==== Supplied data ====
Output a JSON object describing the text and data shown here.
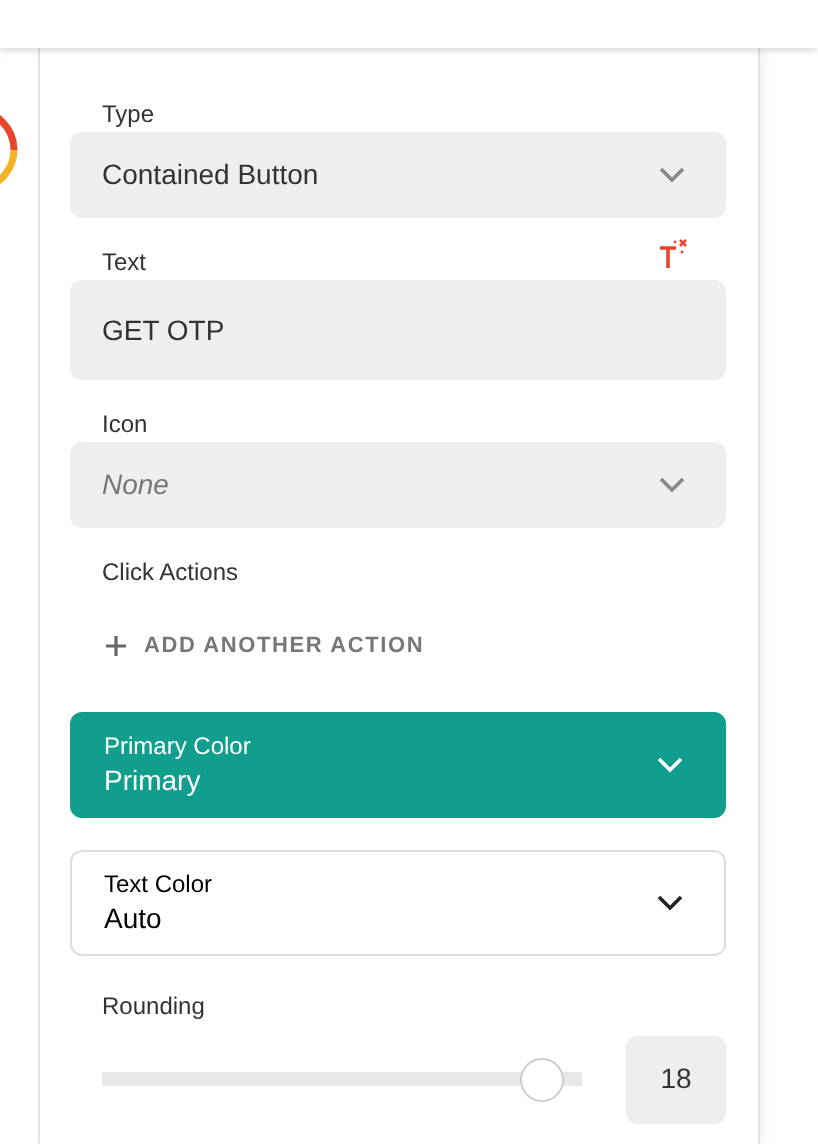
{
  "fields": [
    {
      "kind": "select",
      "label": "Type",
      "value": "Contained Button"
    },
    {
      "kind": "text",
      "label": "Text",
      "value": "GET OTP"
    },
    {
      "kind": "select",
      "label": "Icon",
      "placeholder": "None"
    }
  ],
  "click_actions": {
    "label": "Click Actions",
    "add_button": "ADD ANOTHER ACTION"
  },
  "color_selects": [
    {
      "label": "Primary Color",
      "value": "Primary",
      "color": "#129e8d"
    },
    {
      "label": "Text Color",
      "value": "Auto"
    }
  ],
  "rounding": {
    "label": "Rounding",
    "level": 0.96,
    "value": "18"
  }
}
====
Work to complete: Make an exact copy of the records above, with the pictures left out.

Task response:
Output a JSON object describing the text and data shown here.
{
  "fields": [
    {
      "kind": "select",
      "label": "Type",
      "value": "Contained Button"
    },
    {
      "kind": "text",
      "label": "Text",
      "value": "GET OTP"
    },
    {
      "kind": "select",
      "label": "Icon",
      "placeholder": "None"
    }
  ],
  "click_actions": {
    "label": "Click Actions",
    "add_button": "ADD ANOTHER ACTION"
  },
  "color_selects": [
    {
      "label": "Primary Color",
      "value": "Primary",
      "color": "#129e8d"
    },
    {
      "label": "Text Color",
      "value": "Auto"
    }
  ],
  "rounding": {
    "label": "Rounding",
    "level": 0.96,
    "value": "18"
  }
}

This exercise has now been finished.